Data about app and page elements:

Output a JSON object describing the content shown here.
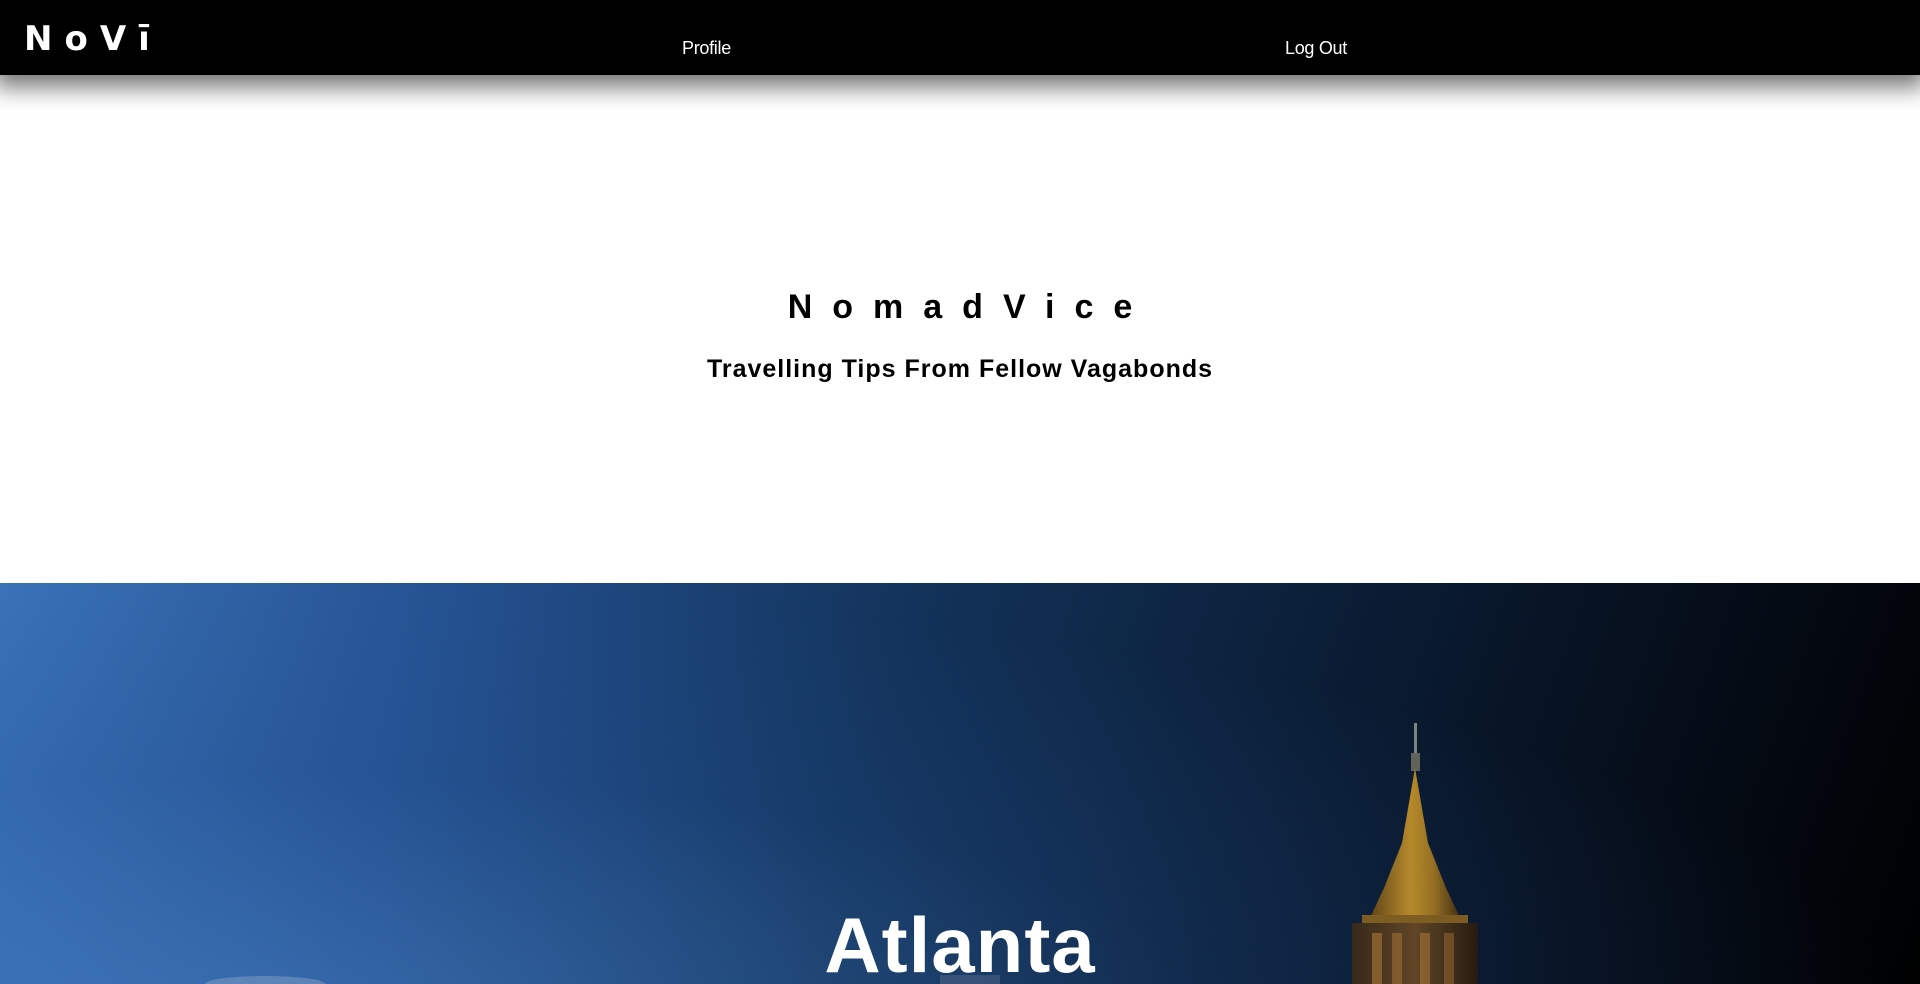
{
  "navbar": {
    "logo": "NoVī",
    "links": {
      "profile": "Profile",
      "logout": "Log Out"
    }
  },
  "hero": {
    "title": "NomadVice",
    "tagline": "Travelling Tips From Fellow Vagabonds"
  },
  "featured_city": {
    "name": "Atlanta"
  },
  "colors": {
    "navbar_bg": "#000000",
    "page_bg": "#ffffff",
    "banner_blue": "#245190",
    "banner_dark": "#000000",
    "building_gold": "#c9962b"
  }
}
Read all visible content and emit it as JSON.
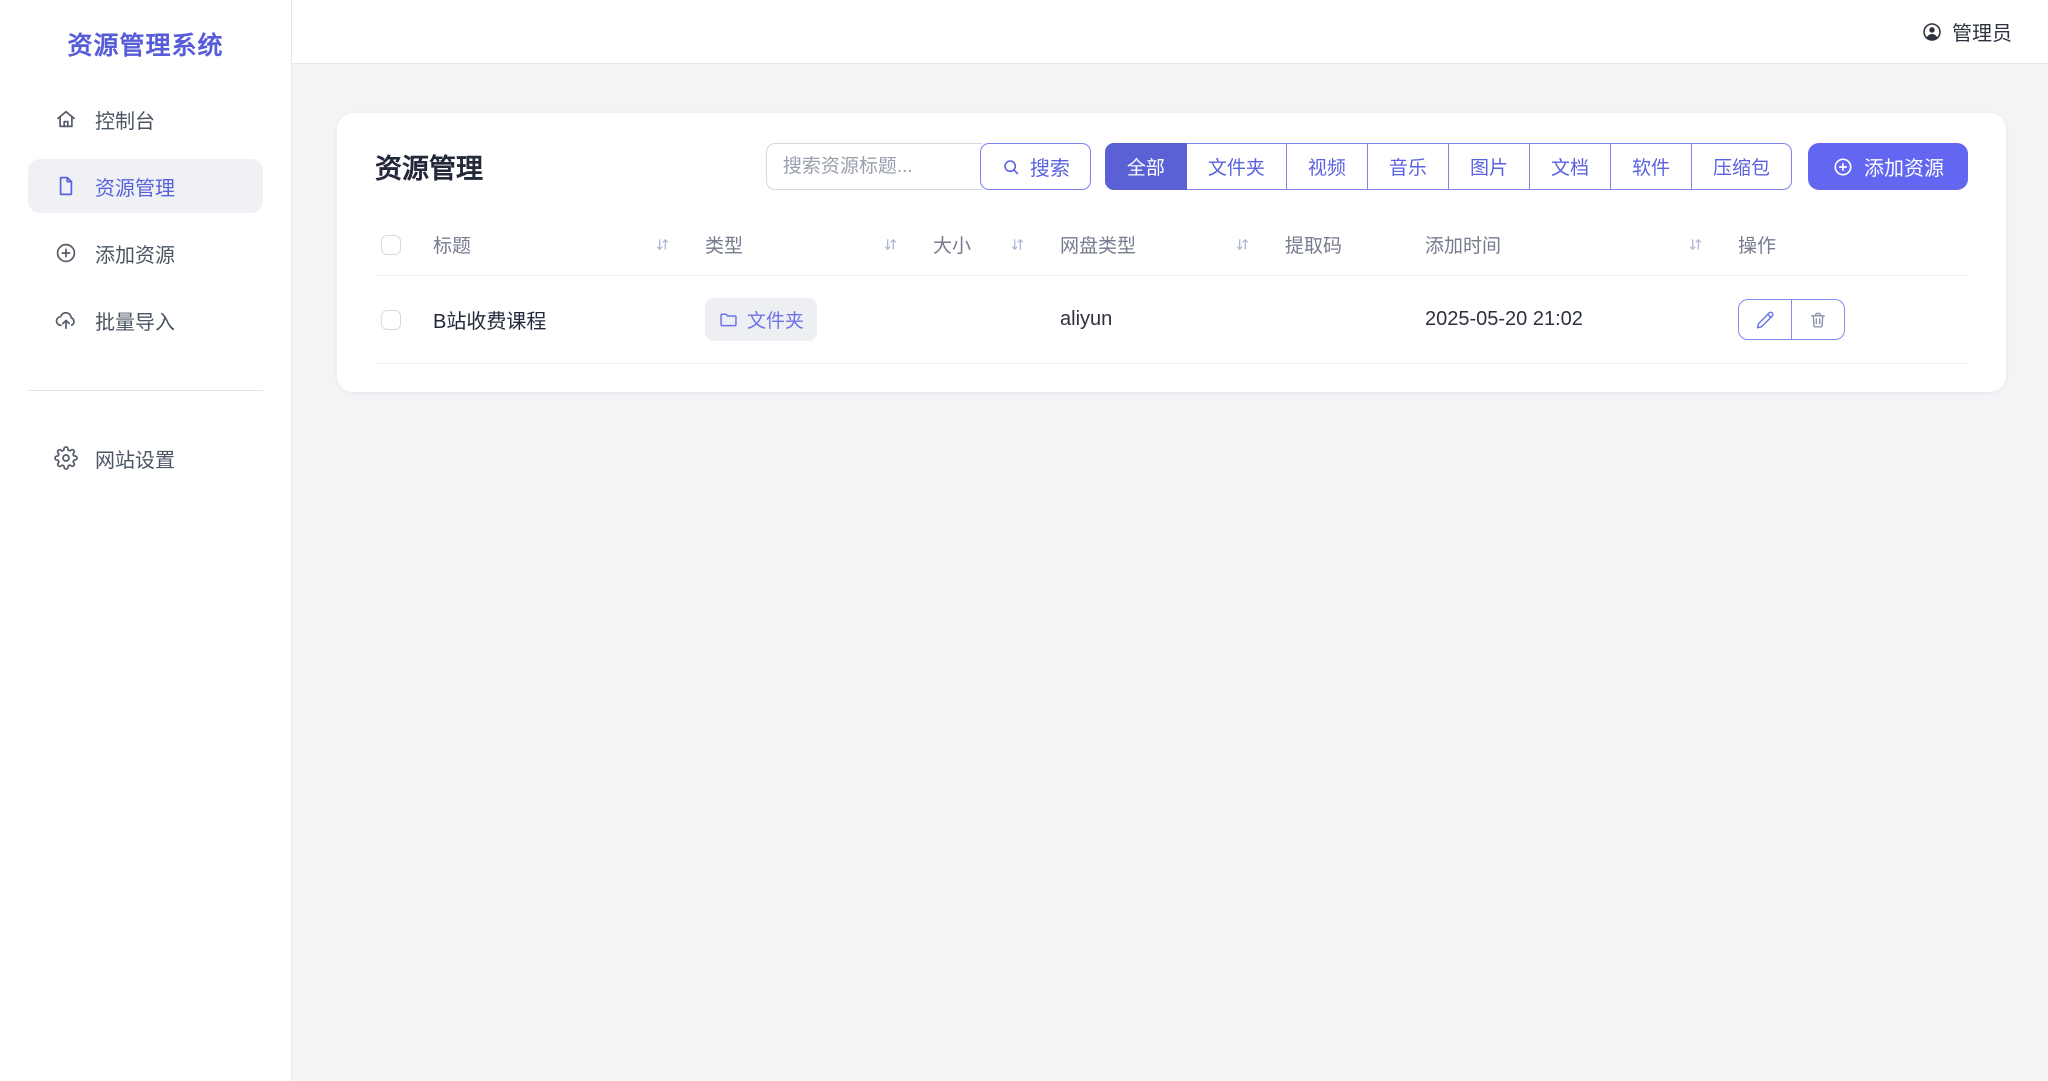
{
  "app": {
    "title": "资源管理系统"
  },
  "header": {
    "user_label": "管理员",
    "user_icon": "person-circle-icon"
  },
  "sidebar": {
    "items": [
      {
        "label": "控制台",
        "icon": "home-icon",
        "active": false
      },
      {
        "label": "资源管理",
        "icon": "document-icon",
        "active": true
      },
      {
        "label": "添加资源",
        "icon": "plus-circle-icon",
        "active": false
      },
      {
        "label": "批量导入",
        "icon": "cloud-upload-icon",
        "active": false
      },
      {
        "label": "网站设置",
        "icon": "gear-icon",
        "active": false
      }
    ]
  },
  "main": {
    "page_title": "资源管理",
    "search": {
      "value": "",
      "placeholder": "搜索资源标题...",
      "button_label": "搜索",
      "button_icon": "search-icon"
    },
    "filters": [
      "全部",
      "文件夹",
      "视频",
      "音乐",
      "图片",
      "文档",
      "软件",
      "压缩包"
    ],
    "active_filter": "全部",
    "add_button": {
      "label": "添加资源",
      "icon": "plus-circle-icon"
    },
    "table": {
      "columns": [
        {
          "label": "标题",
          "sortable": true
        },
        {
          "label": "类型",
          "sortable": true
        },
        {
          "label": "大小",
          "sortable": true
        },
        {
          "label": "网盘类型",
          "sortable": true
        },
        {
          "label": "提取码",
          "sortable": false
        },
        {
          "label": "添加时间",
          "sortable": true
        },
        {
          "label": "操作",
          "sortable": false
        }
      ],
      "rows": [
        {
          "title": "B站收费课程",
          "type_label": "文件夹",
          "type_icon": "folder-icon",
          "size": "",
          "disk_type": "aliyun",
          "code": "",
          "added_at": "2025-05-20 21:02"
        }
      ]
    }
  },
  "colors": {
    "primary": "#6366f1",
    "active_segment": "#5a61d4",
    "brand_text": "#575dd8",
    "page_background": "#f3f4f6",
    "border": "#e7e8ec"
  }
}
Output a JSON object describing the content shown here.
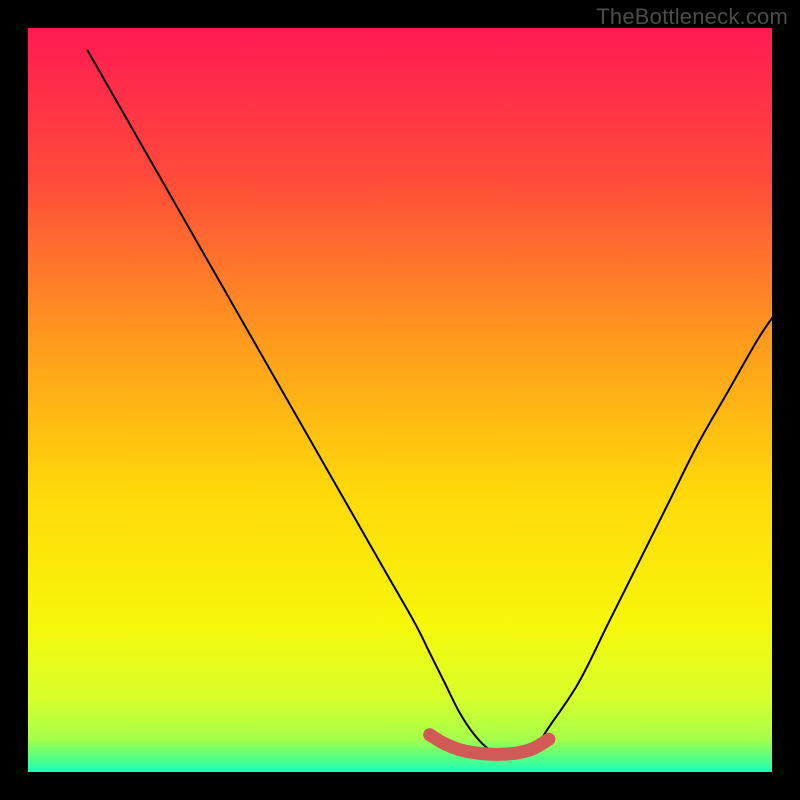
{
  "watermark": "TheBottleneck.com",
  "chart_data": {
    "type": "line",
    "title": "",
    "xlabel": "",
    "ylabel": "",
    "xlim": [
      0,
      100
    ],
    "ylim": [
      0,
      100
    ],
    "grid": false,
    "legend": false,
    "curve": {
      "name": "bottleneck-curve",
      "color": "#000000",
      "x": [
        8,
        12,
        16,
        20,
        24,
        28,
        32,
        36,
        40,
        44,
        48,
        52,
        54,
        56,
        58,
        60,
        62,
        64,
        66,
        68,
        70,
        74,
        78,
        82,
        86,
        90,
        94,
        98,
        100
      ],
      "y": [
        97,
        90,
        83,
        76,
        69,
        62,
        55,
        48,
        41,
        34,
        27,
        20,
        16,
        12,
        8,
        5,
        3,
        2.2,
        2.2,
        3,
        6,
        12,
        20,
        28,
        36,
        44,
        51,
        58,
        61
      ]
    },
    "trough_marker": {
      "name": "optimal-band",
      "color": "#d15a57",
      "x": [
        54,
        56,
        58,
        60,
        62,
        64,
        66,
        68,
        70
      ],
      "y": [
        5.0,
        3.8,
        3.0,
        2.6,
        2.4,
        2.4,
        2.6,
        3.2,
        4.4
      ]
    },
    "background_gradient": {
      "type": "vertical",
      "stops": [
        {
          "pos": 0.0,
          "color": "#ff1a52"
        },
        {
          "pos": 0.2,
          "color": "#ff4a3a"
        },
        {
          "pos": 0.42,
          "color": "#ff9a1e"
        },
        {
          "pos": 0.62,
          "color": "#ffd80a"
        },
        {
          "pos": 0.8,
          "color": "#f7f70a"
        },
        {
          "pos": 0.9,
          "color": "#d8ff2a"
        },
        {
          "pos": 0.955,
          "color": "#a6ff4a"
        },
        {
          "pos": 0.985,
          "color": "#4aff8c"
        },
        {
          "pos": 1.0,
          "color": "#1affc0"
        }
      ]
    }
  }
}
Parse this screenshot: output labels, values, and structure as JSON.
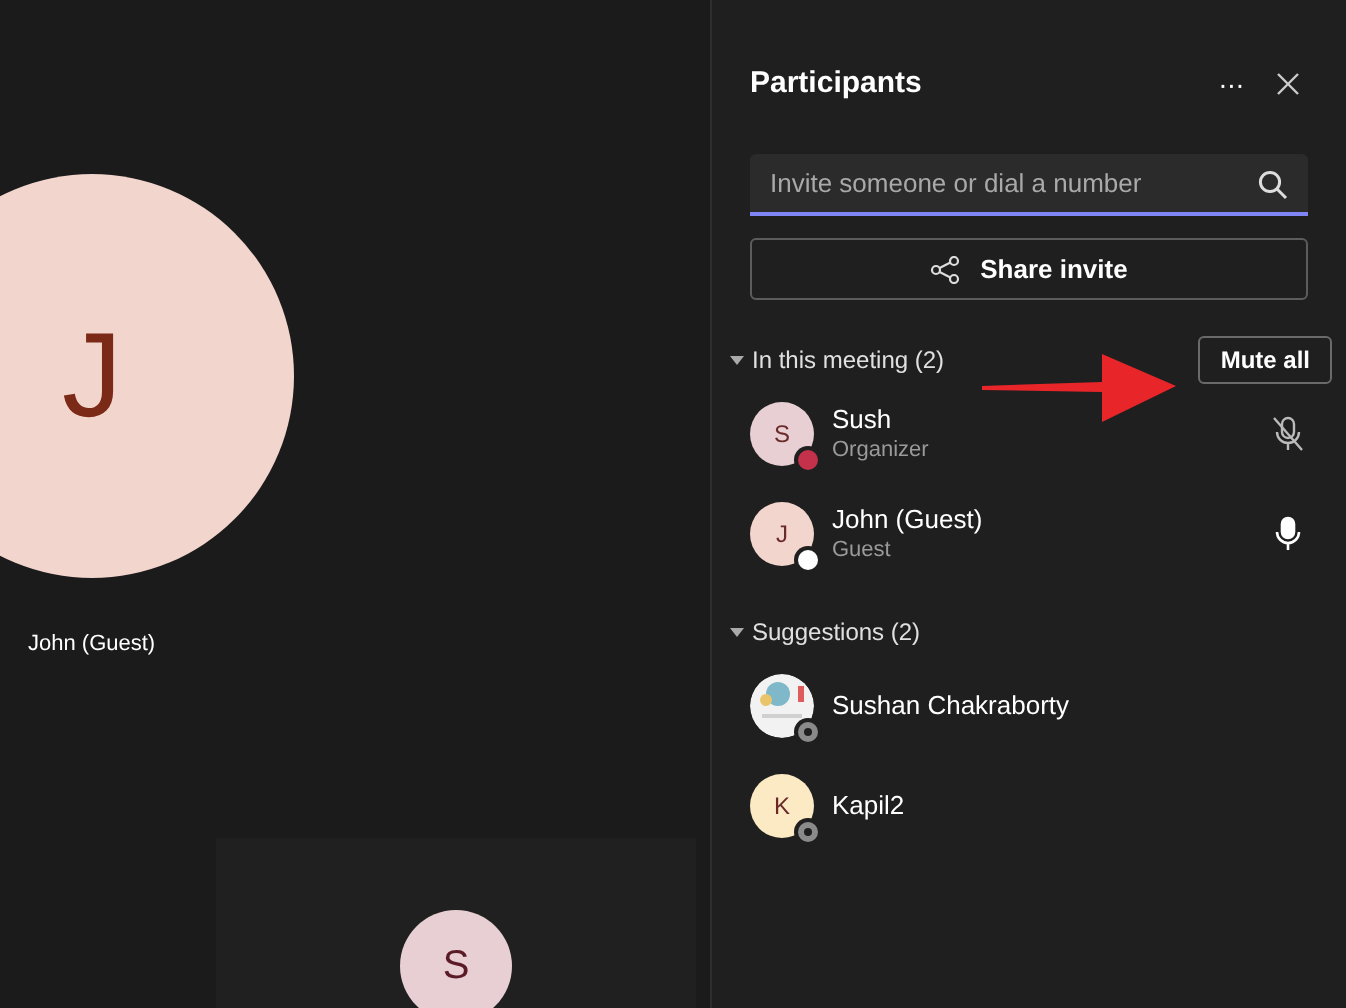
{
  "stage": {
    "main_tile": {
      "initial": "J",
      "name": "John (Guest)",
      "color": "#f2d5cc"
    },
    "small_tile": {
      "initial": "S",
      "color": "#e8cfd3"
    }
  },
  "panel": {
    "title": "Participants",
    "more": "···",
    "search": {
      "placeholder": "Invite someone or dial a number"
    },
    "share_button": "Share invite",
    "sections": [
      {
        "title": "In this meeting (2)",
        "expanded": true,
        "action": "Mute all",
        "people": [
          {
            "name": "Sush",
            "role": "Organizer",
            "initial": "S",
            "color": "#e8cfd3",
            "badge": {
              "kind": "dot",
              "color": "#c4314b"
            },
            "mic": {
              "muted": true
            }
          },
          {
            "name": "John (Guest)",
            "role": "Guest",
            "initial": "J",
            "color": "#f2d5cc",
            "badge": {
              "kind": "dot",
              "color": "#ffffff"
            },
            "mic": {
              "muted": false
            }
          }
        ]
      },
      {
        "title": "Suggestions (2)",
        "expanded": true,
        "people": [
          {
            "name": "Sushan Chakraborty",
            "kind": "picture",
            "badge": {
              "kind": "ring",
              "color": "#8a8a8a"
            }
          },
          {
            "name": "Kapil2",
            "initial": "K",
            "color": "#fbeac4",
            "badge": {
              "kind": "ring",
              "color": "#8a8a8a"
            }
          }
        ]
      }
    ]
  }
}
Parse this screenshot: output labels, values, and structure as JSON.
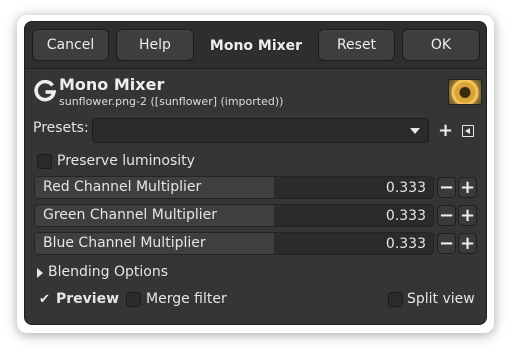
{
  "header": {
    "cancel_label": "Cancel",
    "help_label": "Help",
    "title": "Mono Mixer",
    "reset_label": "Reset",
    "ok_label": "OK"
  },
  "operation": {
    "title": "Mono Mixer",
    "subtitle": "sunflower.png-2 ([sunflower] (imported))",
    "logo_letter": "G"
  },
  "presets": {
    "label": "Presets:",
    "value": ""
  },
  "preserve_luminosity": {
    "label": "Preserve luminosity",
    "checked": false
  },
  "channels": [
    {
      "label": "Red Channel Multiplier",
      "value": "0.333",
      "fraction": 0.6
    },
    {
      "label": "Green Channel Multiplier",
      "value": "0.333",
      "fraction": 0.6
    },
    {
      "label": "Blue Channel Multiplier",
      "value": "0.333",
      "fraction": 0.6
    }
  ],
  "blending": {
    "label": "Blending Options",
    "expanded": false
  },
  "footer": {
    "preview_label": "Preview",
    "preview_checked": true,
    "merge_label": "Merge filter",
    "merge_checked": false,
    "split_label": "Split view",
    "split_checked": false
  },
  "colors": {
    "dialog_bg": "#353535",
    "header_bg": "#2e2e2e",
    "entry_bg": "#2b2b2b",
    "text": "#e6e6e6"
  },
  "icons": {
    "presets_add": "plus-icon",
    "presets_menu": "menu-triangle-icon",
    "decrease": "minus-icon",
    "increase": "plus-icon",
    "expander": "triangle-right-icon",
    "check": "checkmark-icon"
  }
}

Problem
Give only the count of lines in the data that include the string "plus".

Output of the task
4